## Description of the task
Those lines of the following listing which contain the string "votos" should be returned.

## Data under study
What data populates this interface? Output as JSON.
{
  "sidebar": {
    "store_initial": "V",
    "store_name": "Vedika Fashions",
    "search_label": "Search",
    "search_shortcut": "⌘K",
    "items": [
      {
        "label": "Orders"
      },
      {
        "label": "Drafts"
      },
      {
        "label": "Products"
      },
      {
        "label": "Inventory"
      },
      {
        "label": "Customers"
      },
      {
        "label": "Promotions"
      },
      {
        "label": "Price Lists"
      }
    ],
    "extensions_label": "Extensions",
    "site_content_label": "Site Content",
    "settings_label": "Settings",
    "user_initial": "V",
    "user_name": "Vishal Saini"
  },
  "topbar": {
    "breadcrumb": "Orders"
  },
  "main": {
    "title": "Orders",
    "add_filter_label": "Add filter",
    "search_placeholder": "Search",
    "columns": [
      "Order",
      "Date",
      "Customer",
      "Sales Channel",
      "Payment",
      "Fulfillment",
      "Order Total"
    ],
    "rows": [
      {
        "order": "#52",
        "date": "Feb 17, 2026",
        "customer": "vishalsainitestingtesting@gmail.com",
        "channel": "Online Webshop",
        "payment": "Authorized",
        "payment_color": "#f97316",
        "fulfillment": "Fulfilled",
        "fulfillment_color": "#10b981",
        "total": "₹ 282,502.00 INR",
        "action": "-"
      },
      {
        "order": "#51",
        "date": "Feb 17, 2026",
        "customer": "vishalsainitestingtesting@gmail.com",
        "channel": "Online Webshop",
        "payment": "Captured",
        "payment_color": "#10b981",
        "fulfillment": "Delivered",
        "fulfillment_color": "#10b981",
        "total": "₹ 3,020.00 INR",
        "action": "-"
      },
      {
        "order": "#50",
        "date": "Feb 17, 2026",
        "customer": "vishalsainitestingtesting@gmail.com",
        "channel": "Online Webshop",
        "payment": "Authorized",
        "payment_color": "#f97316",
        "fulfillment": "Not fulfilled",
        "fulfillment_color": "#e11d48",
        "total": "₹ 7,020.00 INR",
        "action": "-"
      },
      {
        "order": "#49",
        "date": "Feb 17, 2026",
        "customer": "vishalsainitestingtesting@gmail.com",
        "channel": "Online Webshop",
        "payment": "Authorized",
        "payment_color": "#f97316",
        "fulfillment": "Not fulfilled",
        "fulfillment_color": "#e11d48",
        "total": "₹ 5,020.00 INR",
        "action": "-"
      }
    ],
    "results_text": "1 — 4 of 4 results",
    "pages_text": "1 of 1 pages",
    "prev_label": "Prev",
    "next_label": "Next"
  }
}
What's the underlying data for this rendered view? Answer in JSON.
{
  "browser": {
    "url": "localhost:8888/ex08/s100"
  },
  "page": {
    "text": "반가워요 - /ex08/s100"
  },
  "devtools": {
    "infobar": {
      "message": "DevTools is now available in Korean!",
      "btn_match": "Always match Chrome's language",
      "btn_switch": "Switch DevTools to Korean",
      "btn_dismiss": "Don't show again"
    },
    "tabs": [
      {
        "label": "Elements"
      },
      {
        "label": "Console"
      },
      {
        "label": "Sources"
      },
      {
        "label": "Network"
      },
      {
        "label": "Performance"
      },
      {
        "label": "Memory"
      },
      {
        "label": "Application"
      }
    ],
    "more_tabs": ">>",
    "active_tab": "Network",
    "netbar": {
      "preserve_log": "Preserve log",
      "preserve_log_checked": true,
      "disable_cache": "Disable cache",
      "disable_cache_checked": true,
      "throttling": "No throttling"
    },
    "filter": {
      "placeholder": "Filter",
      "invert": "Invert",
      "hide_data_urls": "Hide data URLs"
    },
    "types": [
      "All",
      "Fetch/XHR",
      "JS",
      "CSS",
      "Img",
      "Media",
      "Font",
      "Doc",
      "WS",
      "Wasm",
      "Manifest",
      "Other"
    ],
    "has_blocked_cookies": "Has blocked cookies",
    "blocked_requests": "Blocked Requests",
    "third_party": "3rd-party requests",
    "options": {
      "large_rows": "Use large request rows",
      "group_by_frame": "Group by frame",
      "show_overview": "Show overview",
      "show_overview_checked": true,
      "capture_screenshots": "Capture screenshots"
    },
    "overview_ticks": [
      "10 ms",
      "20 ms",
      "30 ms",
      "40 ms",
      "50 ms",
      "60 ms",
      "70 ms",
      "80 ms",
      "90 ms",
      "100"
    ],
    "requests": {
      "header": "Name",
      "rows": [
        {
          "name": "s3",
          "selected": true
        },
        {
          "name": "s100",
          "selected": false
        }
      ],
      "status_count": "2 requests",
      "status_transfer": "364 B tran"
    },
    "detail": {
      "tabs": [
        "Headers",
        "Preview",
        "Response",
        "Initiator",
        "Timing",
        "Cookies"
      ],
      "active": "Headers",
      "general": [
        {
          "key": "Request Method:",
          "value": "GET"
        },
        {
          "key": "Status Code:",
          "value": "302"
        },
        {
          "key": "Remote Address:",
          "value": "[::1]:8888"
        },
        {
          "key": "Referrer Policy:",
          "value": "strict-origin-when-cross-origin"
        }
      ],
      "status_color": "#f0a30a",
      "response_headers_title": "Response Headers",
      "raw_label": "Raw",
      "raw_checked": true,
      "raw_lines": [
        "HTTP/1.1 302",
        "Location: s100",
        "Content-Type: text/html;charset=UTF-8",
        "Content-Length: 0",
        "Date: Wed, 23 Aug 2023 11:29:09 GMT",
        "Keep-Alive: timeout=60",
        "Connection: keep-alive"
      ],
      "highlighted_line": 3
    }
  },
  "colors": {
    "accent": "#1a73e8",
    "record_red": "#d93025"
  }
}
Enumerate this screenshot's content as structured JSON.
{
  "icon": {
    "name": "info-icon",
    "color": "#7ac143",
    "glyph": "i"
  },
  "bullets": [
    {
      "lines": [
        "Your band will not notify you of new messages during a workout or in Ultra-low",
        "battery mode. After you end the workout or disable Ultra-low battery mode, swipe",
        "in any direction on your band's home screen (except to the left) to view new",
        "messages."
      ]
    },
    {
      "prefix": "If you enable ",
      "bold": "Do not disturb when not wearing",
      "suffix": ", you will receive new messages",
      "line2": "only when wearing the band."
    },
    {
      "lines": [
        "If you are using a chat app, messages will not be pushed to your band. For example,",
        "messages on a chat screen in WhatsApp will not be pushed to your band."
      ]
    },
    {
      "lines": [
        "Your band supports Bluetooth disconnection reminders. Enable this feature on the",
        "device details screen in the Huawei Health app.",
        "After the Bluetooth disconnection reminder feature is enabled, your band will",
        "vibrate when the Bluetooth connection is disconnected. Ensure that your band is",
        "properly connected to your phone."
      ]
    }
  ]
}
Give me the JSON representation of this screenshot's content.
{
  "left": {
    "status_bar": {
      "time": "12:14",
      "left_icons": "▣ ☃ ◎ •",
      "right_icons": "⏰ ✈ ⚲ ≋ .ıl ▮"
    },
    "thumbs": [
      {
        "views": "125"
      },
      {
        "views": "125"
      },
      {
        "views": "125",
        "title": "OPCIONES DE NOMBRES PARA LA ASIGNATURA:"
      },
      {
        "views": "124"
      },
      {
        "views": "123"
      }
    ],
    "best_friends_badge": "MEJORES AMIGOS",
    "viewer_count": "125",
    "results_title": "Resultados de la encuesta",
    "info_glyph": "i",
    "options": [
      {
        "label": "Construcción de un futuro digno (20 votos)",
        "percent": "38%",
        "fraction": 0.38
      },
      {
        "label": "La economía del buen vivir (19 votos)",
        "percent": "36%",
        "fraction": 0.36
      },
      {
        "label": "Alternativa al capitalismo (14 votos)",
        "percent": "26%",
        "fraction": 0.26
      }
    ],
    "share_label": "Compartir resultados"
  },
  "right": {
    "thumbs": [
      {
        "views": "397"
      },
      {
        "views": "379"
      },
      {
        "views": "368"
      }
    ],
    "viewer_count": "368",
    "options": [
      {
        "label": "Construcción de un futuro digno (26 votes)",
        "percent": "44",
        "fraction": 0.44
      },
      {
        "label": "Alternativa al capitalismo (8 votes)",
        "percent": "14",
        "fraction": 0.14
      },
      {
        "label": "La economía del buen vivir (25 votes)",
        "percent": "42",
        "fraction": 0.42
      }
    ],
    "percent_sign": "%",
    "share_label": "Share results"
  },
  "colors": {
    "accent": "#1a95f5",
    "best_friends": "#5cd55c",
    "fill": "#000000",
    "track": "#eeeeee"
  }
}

## The completed task
        "label": "Construcción de un futuro digno (20 votos)",
        "label": "La economía del buen vivir (19 votos)",
        "label": "Alternativa al capitalismo (14 votos)",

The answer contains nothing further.